### DIRECTIONS
Go through the entries below and write each one out exactly.
------------------------------------------------------------
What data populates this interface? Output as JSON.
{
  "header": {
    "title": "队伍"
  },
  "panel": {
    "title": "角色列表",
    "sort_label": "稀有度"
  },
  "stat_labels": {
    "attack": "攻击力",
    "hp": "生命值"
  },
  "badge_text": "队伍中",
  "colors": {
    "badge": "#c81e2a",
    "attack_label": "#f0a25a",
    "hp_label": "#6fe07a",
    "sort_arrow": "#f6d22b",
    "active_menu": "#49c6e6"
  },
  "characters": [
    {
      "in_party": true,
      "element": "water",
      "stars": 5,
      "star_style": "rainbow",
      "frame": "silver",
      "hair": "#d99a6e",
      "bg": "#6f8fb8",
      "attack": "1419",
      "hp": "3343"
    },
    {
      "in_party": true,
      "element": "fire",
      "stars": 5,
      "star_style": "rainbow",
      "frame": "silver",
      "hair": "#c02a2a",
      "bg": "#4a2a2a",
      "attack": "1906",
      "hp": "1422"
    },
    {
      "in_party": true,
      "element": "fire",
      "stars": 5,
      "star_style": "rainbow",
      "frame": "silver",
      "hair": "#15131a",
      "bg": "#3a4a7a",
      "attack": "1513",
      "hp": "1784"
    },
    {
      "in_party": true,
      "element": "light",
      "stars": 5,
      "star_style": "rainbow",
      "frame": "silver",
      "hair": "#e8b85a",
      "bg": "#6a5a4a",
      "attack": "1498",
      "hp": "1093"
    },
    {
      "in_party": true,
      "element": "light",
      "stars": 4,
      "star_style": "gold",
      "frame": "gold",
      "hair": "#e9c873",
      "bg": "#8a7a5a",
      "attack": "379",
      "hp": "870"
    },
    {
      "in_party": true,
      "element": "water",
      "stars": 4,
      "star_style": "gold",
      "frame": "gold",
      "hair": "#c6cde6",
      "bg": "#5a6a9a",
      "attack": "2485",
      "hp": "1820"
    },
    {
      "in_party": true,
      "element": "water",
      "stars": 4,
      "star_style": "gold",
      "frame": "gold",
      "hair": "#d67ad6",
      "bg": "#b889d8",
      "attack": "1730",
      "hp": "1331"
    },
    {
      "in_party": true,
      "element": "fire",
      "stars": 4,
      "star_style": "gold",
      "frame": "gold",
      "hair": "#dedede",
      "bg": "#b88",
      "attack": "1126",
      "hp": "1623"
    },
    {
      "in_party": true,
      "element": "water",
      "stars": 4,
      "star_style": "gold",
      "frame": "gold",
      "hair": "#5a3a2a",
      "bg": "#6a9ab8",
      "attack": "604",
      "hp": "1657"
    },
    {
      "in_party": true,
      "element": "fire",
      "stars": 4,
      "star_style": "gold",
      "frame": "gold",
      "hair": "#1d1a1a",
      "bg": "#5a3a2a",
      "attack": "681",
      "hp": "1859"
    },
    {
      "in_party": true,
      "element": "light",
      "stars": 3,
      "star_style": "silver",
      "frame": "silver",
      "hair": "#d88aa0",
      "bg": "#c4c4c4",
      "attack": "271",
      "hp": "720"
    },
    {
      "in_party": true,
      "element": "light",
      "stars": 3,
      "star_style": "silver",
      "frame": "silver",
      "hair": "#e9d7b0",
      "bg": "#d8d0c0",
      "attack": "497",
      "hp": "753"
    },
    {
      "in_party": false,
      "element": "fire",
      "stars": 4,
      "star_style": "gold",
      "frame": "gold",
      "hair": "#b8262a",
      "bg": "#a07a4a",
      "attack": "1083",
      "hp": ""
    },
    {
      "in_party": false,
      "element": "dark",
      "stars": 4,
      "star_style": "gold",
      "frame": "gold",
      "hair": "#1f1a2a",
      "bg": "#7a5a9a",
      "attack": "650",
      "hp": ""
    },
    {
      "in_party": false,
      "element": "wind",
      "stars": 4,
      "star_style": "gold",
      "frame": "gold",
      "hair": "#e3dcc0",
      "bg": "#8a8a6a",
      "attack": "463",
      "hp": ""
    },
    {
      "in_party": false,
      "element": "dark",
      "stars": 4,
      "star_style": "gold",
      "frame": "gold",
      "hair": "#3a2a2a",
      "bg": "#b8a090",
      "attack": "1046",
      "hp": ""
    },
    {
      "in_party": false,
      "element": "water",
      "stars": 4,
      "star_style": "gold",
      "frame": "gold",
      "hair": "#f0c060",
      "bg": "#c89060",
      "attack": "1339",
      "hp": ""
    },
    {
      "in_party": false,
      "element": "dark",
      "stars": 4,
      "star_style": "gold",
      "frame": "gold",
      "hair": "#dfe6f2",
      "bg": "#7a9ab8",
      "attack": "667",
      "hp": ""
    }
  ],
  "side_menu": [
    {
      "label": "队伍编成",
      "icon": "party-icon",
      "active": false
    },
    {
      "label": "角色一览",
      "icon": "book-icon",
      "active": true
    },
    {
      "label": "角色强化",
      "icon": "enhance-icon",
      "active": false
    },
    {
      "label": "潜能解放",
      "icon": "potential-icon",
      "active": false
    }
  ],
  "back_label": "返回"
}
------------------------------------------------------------
### YOUR SOLUTION
What data populates this interface? Output as JSON.
{
  "header": {
    "title": "队伍"
  },
  "panel": {
    "title": "角色列表",
    "sort_label": "稀有度"
  },
  "stat_labels": {
    "attack": "攻击力",
    "hp": "生命值"
  },
  "badge_text": "队伍中",
  "colors": {
    "badge": "#c81e2a",
    "attack_label": "#f0a25a",
    "hp_label": "#6fe07a",
    "sort_arrow": "#f6d22b",
    "active_menu": "#49c6e6"
  },
  "characters": [
    {
      "in_party": true,
      "element": "water",
      "stars": 5,
      "star_style": "rainbow",
      "frame": "silver",
      "hair": "#d99a6e",
      "bg": "#6f8fb8",
      "attack": "1419",
      "hp": "3343"
    },
    {
      "in_party": true,
      "element": "fire",
      "stars": 5,
      "star_style": "rainbow",
      "frame": "silver",
      "hair": "#c02a2a",
      "bg": "#4a2a2a",
      "attack": "1906",
      "hp": "1422"
    },
    {
      "in_party": true,
      "element": "fire",
      "stars": 5,
      "star_style": "rainbow",
      "frame": "silver",
      "hair": "#15131a",
      "bg": "#3a4a7a",
      "attack": "1513",
      "hp": "1784"
    },
    {
      "in_party": true,
      "element": "light",
      "stars": 5,
      "star_style": "rainbow",
      "frame": "silver",
      "hair": "#e8b85a",
      "bg": "#6a5a4a",
      "attack": "1498",
      "hp": "1093"
    },
    {
      "in_party": true,
      "element": "light",
      "stars": 4,
      "star_style": "gold",
      "frame": "gold",
      "hair": "#e9c873",
      "bg": "#8a7a5a",
      "attack": "379",
      "hp": "870"
    },
    {
      "in_party": true,
      "element": "water",
      "stars": 4,
      "star_style": "gold",
      "frame": "gold",
      "hair": "#c6cde6",
      "bg": "#5a6a9a",
      "attack": "2485",
      "hp": "1820"
    },
    {
      "in_party": true,
      "element": "water",
      "stars": 4,
      "star_style": "gold",
      "frame": "gold",
      "hair": "#d67ad6",
      "bg": "#b889d8",
      "attack": "1730",
      "hp": "1331"
    },
    {
      "in_party": true,
      "element": "fire",
      "stars": 4,
      "star_style": "gold",
      "frame": "gold",
      "hair": "#dedede",
      "bg": "#b88",
      "attack": "1126",
      "hp": "1623"
    },
    {
      "in_party": true,
      "element": "water",
      "stars": 4,
      "star_style": "gold",
      "frame": "gold",
      "hair": "#5a3a2a",
      "bg": "#6a9ab8",
      "attack": "604",
      "hp": "1657"
    },
    {
      "in_party": true,
      "element": "fire",
      "stars": 4,
      "star_style": "gold",
      "frame": "gold",
      "hair": "#1d1a1a",
      "bg": "#5a3a2a",
      "attack": "681",
      "hp": "1859"
    },
    {
      "in_party": true,
      "element": "light",
      "stars": 3,
      "star_style": "silver",
      "frame": "silver",
      "hair": "#d88aa0",
      "bg": "#c4c4c4",
      "attack": "271",
      "hp": "720"
    },
    {
      "in_party": true,
      "element": "light",
      "stars": 3,
      "star_style": "silver",
      "frame": "silver",
      "hair": "#e9d7b0",
      "bg": "#d8d0c0",
      "attack": "497",
      "hp": "753"
    },
    {
      "in_party": false,
      "element": "fire",
      "stars": 4,
      "star_style": "gold",
      "frame": "gold",
      "hair": "#b8262a",
      "bg": "#a07a4a",
      "attack": "1083",
      "hp": ""
    },
    {
      "in_party": false,
      "element": "dark",
      "stars": 4,
      "star_style": "gold",
      "frame": "gold",
      "hair": "#1f1a2a",
      "bg": "#7a5a9a",
      "attack": "650",
      "hp": ""
    },
    {
      "in_party": false,
      "element": "wind",
      "stars": 4,
      "star_style": "gold",
      "frame": "gold",
      "hair": "#e3dcc0",
      "bg": "#8a8a6a",
      "attack": "463",
      "hp": ""
    },
    {
      "in_party": false,
      "element": "dark",
      "stars": 4,
      "star_style": "gold",
      "frame": "gold",
      "hair": "#3a2a2a",
      "bg": "#b8a090",
      "attack": "1046",
      "hp": ""
    },
    {
      "in_party": false,
      "element": "water",
      "stars": 4,
      "star_style": "gold",
      "frame": "gold",
      "hair": "#f0c060",
      "bg": "#c89060",
      "attack": "1339",
      "hp": ""
    },
    {
      "in_party": false,
      "element": "dark",
      "stars": 4,
      "star_style": "gold",
      "frame": "gold",
      "hair": "#dfe6f2",
      "bg": "#7a9ab8",
      "attack": "667",
      "hp": ""
    }
  ],
  "side_menu": [
    {
      "label": "队伍编成",
      "icon": "party-icon",
      "active": false
    },
    {
      "label": "角色一览",
      "icon": "book-icon",
      "active": true
    },
    {
      "label": "角色强化",
      "icon": "enhance-icon",
      "active": false
    },
    {
      "label": "潜能解放",
      "icon": "potential-icon",
      "active": false
    }
  ],
  "back_label": "返回"
}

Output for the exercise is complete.